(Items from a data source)
■ ■ ■ ■ ■ ■ ■

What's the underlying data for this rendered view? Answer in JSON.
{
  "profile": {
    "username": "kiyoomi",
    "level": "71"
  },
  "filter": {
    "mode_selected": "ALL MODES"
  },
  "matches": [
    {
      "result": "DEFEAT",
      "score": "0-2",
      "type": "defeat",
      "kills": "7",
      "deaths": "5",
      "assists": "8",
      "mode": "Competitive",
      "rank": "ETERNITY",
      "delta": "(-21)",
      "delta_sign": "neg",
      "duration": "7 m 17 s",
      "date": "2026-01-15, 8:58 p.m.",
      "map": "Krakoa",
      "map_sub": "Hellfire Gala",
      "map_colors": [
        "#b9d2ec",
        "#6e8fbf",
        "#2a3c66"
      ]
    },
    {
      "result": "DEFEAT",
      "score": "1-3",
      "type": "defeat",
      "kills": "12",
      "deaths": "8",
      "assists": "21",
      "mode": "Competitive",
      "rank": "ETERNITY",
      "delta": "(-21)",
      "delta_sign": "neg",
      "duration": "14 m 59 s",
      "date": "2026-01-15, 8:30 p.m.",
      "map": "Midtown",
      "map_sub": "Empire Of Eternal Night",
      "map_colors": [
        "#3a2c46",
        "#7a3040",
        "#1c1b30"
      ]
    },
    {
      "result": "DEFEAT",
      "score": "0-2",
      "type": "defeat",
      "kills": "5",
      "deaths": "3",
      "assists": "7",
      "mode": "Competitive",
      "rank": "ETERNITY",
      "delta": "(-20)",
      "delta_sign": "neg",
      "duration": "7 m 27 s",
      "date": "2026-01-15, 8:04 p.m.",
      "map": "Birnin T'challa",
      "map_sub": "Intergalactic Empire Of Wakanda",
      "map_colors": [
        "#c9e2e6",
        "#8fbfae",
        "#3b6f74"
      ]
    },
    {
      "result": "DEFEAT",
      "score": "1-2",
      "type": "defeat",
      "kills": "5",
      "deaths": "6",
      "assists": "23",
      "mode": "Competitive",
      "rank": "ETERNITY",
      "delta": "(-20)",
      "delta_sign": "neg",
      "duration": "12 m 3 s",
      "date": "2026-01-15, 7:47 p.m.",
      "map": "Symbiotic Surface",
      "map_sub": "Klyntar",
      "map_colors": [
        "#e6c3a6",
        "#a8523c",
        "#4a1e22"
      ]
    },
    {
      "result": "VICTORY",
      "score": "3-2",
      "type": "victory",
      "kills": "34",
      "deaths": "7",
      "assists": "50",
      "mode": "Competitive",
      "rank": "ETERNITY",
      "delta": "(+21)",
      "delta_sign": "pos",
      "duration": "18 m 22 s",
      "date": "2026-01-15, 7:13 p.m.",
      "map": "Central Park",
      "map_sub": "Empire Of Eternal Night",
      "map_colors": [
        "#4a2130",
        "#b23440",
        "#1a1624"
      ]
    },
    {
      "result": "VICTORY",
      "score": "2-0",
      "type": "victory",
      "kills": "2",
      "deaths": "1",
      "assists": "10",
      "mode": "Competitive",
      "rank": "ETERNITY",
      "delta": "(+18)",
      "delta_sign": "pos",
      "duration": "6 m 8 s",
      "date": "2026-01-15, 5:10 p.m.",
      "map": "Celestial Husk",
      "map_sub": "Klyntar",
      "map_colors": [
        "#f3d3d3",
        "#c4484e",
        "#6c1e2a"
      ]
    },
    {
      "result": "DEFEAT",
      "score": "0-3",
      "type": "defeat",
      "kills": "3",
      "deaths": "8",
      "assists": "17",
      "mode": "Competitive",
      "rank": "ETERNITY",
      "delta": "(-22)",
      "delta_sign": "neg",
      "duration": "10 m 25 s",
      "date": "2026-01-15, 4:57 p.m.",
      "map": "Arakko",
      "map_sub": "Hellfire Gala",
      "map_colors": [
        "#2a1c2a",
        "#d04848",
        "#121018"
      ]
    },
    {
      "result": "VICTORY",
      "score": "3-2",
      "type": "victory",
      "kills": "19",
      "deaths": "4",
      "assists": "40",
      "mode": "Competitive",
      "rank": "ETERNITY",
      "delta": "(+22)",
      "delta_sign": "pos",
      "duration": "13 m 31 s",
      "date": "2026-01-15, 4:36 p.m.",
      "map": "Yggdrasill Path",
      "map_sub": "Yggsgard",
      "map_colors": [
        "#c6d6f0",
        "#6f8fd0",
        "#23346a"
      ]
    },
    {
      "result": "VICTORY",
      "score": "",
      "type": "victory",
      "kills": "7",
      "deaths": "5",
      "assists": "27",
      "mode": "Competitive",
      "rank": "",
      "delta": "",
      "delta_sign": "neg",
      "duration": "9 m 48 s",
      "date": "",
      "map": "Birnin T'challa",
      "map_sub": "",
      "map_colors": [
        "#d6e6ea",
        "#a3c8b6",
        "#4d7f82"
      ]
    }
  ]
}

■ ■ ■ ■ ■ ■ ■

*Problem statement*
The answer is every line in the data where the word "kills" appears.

*Solution to this task*
      "kills": "7",
      "kills": "12",
      "kills": "5",
      "kills": "5",
      "kills": "34",
      "kills": "2",
      "kills": "3",
      "kills": "19",
      "kills": "7",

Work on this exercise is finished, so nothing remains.